I'm a little unsure on the best way to interpret this image. On the one hand, I could take inspiration from the monochrome colour palette. I could create a project based around using monochrome as a colour scheme, therefore my responses would have to rely more heavily on texture and form rather than colour. Another way this image could be interpreted is through texture a patterns. I love the textural aspects of this image. The dark brick contrasting with the rough white patches of light reflecting off the water in the tunnel. Theres a lot of potential fro more abstract pattern work and textural responses with this particular interpretation. Finally, I could interpret the image quite literally as a tunnel. It's long and dark and doesn't seem to have any light at the end of it. This signifies gloom and darkness and has a lot of negative connotation. The tunnel itself could also represent a journey, it could be an underground pathway to somewhere else.
Native American Rugs
Navajo Rug in black and red circa 1920
Using something unconventional, maybe like a plastic version of hessian, I could create a weave through something already made to add extra dimension and texture to an already formed material. Ive seen some clear bathmats in Poundland that have similar holes that could be used for weaving, so it would be really interesting to use something unconventional like that rather than just creating my own loom out of string. It would be much sturdier in the end since its made out of plastic so I could form it into different shapes and perhaps make it into a fitted garment or corset or something at the end.
Y&Y weaving by All Roads. Private commission. 2015.

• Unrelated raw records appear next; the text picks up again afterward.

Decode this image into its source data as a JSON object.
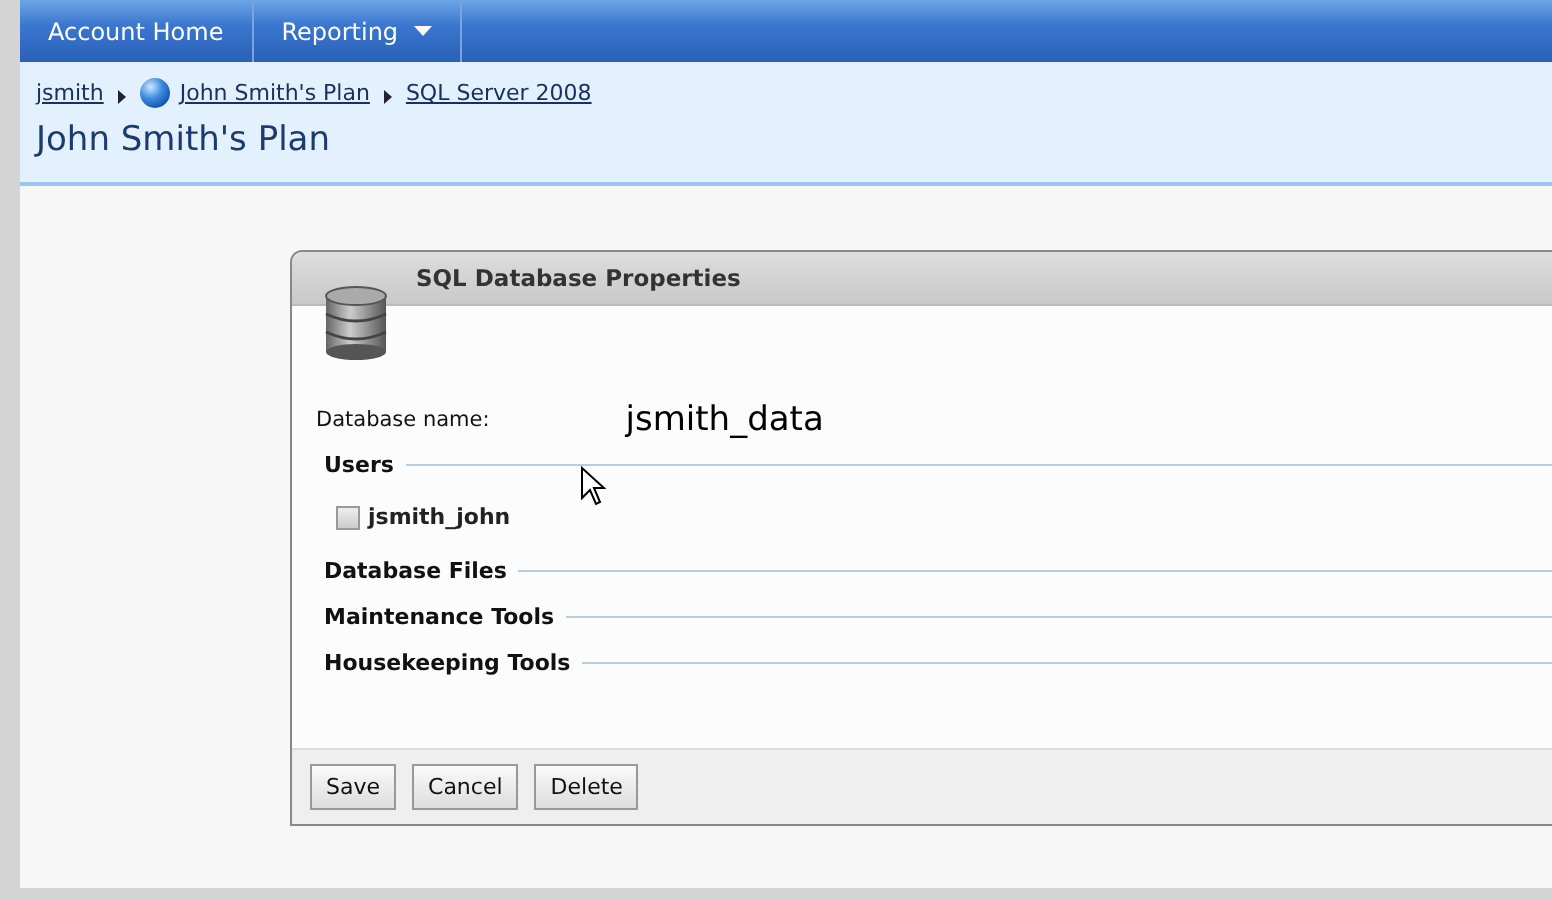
{
  "nav": {
    "items": [
      {
        "label": "Account Home",
        "dropdown": false
      },
      {
        "label": "Reporting",
        "dropdown": true
      }
    ]
  },
  "breadcrumb": [
    {
      "label": "jsmith",
      "globe": false
    },
    {
      "label": "John Smith's Plan",
      "globe": true
    },
    {
      "label": "SQL Server 2008",
      "globe": false
    }
  ],
  "page_title": "John Smith's Plan",
  "dialog": {
    "title": "SQL Database Properties",
    "name_label": "Database name:",
    "name_value": "jsmith_data",
    "sections": [
      {
        "title": "Users",
        "users": [
          {
            "label": "jsmith_john",
            "checked": false
          }
        ]
      },
      {
        "title": "Database Files"
      },
      {
        "title": "Maintenance Tools"
      },
      {
        "title": "Housekeeping Tools"
      }
    ],
    "buttons": [
      "Save",
      "Cancel",
      "Delete"
    ]
  }
}
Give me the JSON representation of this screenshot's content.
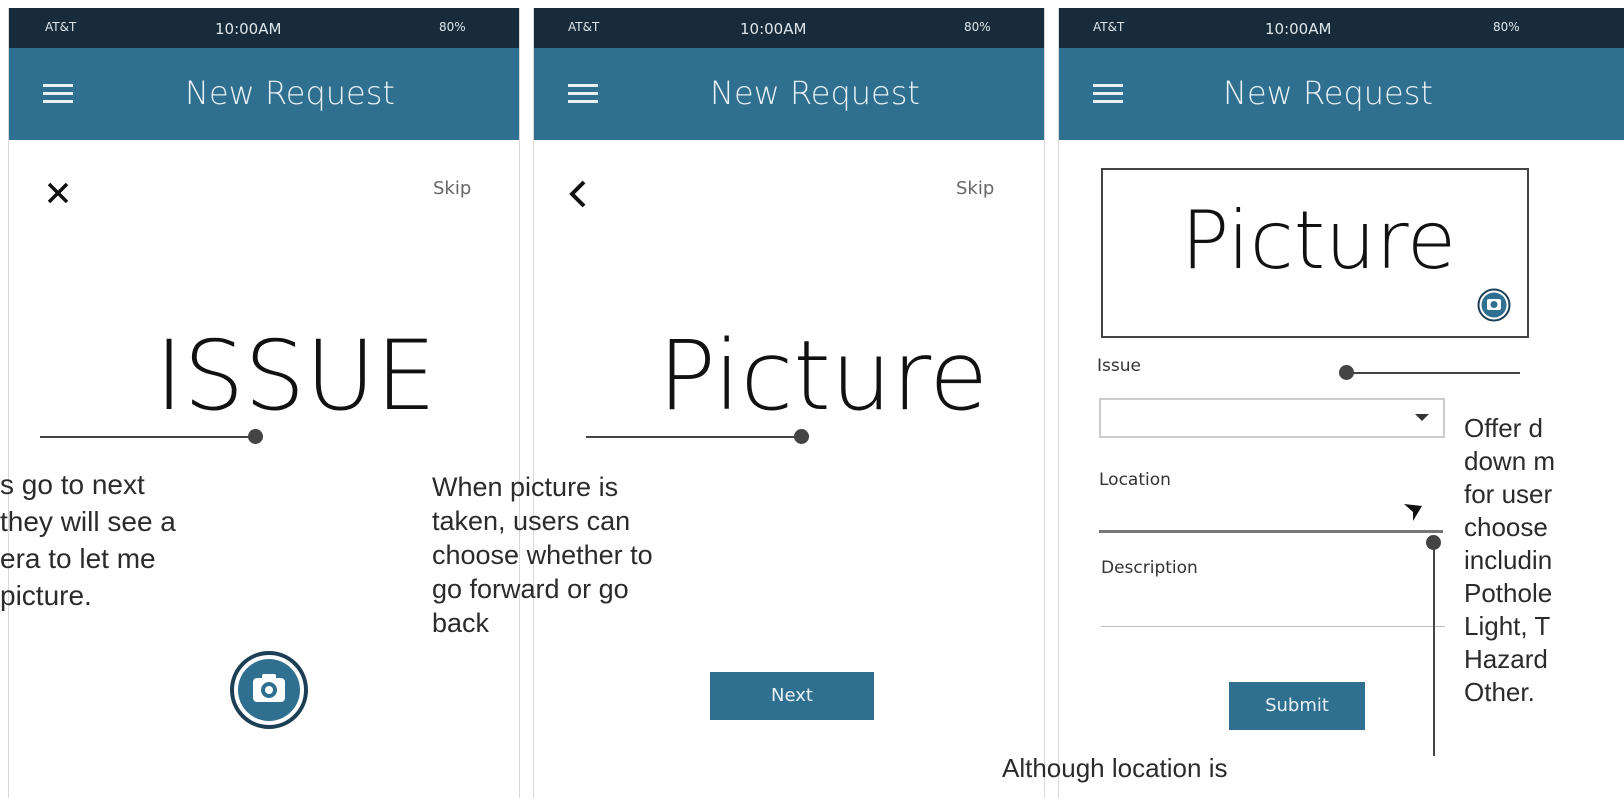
{
  "status_bar": {
    "carrier": "AT&T",
    "time": "10:00AM",
    "battery": "80%"
  },
  "screens": [
    {
      "header_title": "New Request",
      "nav_icon": "close-icon",
      "skip_label": "Skip",
      "heading": "ISSUE",
      "action_icon": "camera-icon"
    },
    {
      "header_title": "New Request",
      "nav_icon": "back-chevron-icon",
      "skip_label": "Skip",
      "heading": "Picture",
      "next_label": "Next"
    },
    {
      "header_title": "New Request",
      "picture_placeholder": "Picture",
      "form": {
        "issue_label": "Issue",
        "issue_value": "",
        "location_label": "Location",
        "location_value": "",
        "description_label": "Description",
        "description_value": ""
      },
      "submit_label": "Submit"
    }
  ],
  "annotations": {
    "issue_note": [
      "s go to next",
      "they will see a",
      "era to let me",
      "picture."
    ],
    "picture_note": [
      "When picture is",
      "taken, users can",
      "choose whether to",
      "go forward or go",
      "back"
    ],
    "dropdown_note": [
      "Offer d",
      "down m",
      "for user",
      "choose",
      "includin",
      "Pothole",
      "Light, T",
      "Hazard",
      "Other."
    ],
    "location_note": "Although location is"
  }
}
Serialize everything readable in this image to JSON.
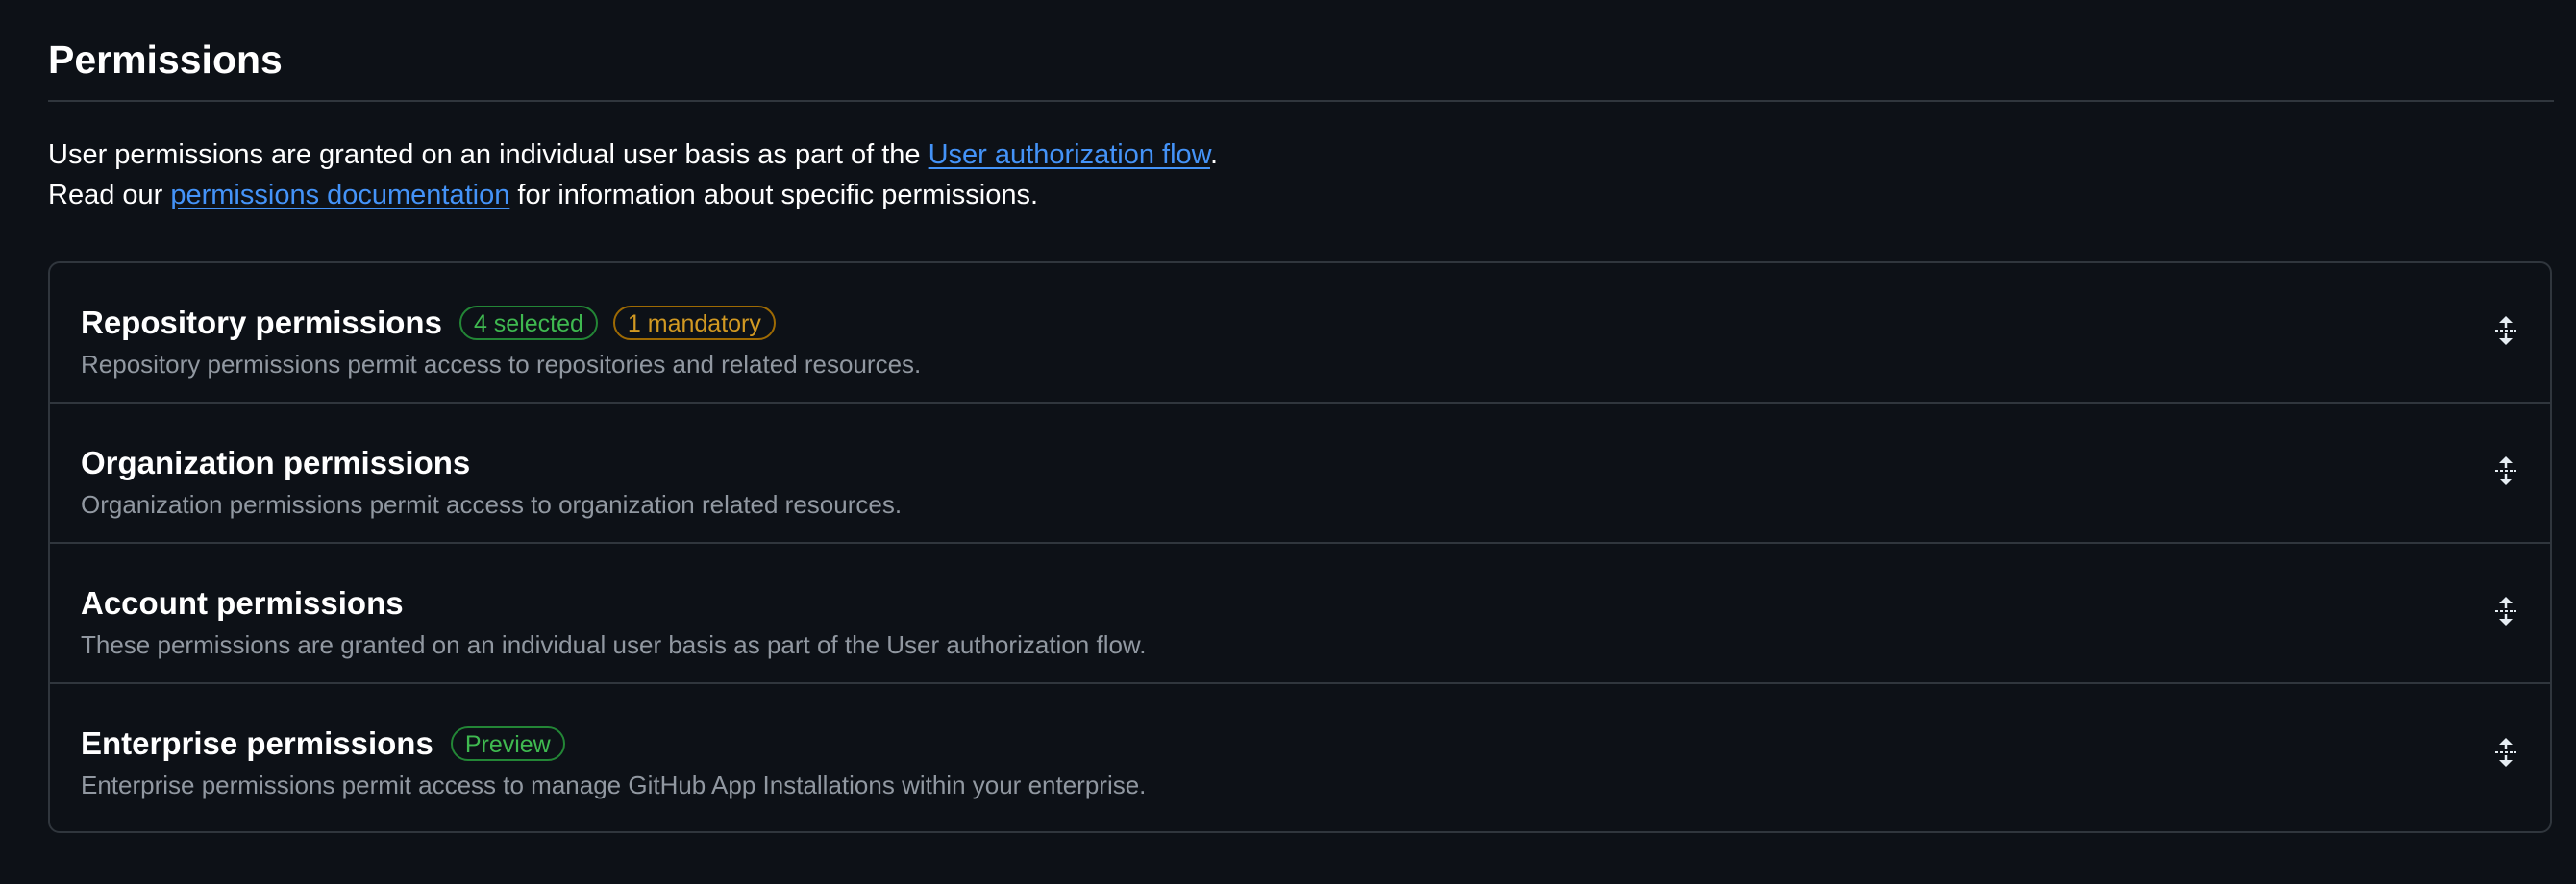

I absolutely love everything about this wall hanging, the textures and the colours are all so cohesive and also very similar to the colour scheme for my project. Id like to take some ideas from the wrapping techniques used in this weave to create some stand out surface texture on my final piece too.
Similar shape to this corset top could be made out of a bathmat as a base for a weave. Then my materials could be weaved through to form the garment itself, rather than trying t adapt a flat weave to fit the body. The room would already be body shaped, its just about decorating it from there on.
Spiritualism in Native American Culture
A Crow husband and wife. Old Crow and Pretty Medicine Pipe
Photo taken 1873
Fool Bull, "Tatanka Witko"; Brule Sioux Medicine Man and warrior. Credit: John A. Anderson, 1900.
Native American Weaving
Layers of rugs in various colours could be good inspiration for a weave or knit sample showing transitions into different layers of colours and patterns.
I love the layers and textures creates in this weaved sample. Taking ideas from this I would love to create some more texture weaved pieces, and perhaps use some more techniques such as wrapping and twisting to bring in a variation of more interesting textures as well as colours.
I love the use of native inspired ribbons and yarns to create hanging details and texture. I should combine some similar ribbons into my weaves for added detail and native prints.
If this was 10 times more textural and weaved this is the style of bodice and colour scheme I'm trying to create. I want to capture the textures from my source images and use layers and stripes to create a body piece that is inspired by native spiritualism and materials.